Sometimes it’s just a flat out refusal –
“Ok, time to wash our hands.”
Sometimes it’s a combination of question and repetition –
“Time to hop out of the bath and brush your teeth.”
“N-oh? N-oh? N-oh?” – accompanied by vigourous head shaking. (He really enunciates the ‘o’ sound of ‘no’.)
And actually now that I think about it, he also frequently says it like the French non, which is funny since he pronounces ‘hot’ with a French accent, too.

He put his face in the bubbles in his bath the other night, and came back up with a perfect moustache and goatee. It made me laugh, which made Devin laugh, which made me laugh again, and then we ended up in a fake-laugh battle.

A toddler of few words.

As a person, I worry a lot. The things I worry about and the extent that I worry about them mean I would probably be officially diagnosed with anxiety.

But, as a parent, I am surprisingly easy-going. I don’t keep an eagle eye on milestones, I don’t really compare Devin to other kids, and I don’t fret if he happens to eat something off the floor. And generally, he hasn’t really given me much cause to worry – the only times my anxiety really switches on in regard to his development and well-being is when I read too much. I tend to be uptight about whatever it happens to be this time (eating more vegetables, reading more books, doing more puzzles, saying more words etc…) for a day or two, and then I realise that I’m not really helping and there was nothing wrong to ‘fix’ in the first place.

And now comes another but.

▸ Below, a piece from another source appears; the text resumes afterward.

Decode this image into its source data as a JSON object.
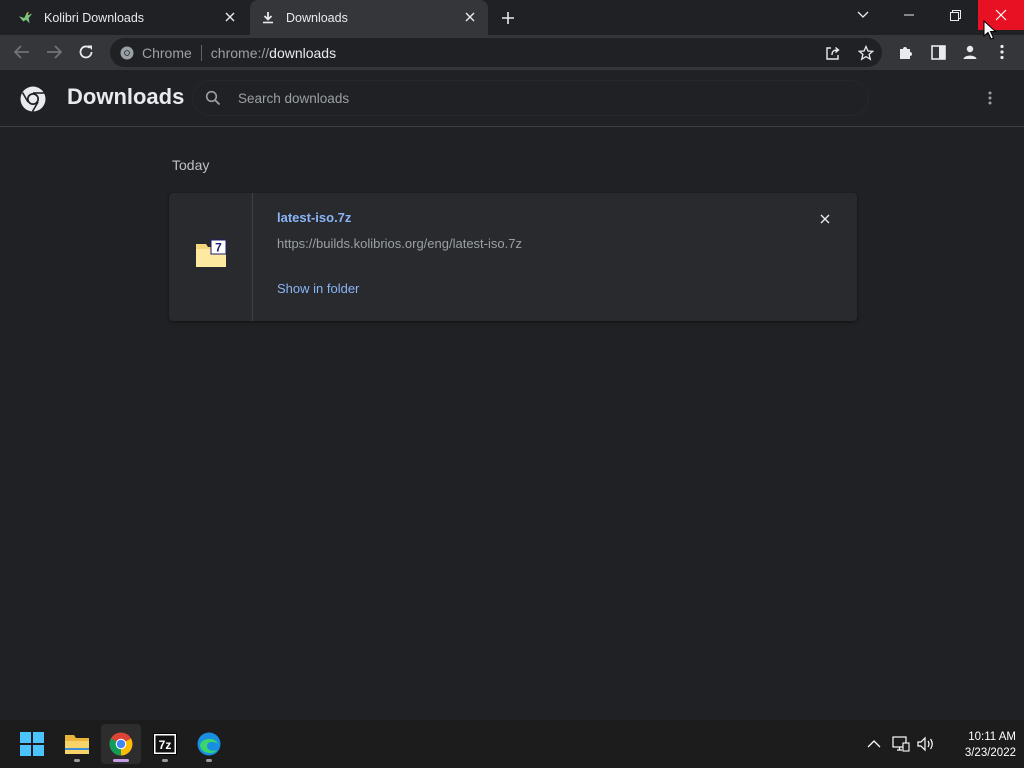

I am becoming more preoccupied with his speech. Or specifically, his rather small vocabulary, which currently consists of Dad, ice (eyesh), Poppy (puh-pah), Mum (mum or mem), apple (appah – and every fruit is an appah), and most recently, bye.
‘Bye’ was actually kind of funny – Devin was leaving with my mum and sister to go shopping, and after he waved and stepped out the door I heard a little voice say, “Bye!” I froze, looked at my sister who was still inside, and asked, “Was that Devin?!” Yep, sure was. I hadn’t heard him say any words so clearly before, let alone an attempt to say ‘bye’, so to hear it come from his mouth in perfect English was extremely surprising. I was so shocked that my heart was racing for a few minutes afterwards.
Now, everything and everyone gets a ‘bu-byyyye!’ when they leave his line of sight.

He seems to be trying to say ‘car’ and ‘truck’, too, though I can’t recall right now what it sounds like. It’s almost like he’s mashing the two together, or deciding that all cars and trucks are close enough to being the same thing that he can use one word for everything with wheels.

And, though he doesn’t say it in a way that is even remotely like English, he does say ‘thank you’ whenever he is given something. It sounds a bit silly to say that – ‘he says it, but he doesn’t say it’. But I know. Sometimes he takes a sip of a drink, for instance, before remembering that he hasn’t said ‘thank you’, so he quickly pulls the cup away, smiles at me and says it. And I always respond with, ‘you’re welcome.’ I’m really pleased that he’s doing this without being prompted, actually. Up until he started doing it himself, I’d hand him something while saying, ‘thank you, Mum’, then follow with ‘you’re welcome, Devy’ when it was in his hands. Also, Jene and I have always said ‘please’ and ‘thank you’ often to each other. But, for whatever reason, I thought it would be a long time before Devin really picked up on it.

There are things that ease my mind. Devin babbles a lot, he makes noises when he’s playing, he knows animal noises and machine noises, he groans with imagined exertion whenever we say ‘heavy’, he recognises a lot of what we say, and he sings along to music. He’s also started to occasionally say, ‘naaah-oh’ (no) when he recognises that something isn’t quite right – like when we were lining up his little cars and he put an aeroplane in the line.

When I lay everything out like that, I feel more relaxed. It’s just a little hard not to wonder if something isn’t quite right when many 2 year olds have vocabularies up to 100 words (or more) and are stringing them together into basic sentences. It’s also hard to know when comparing is just causing undue worry, and when it might actually be helpful…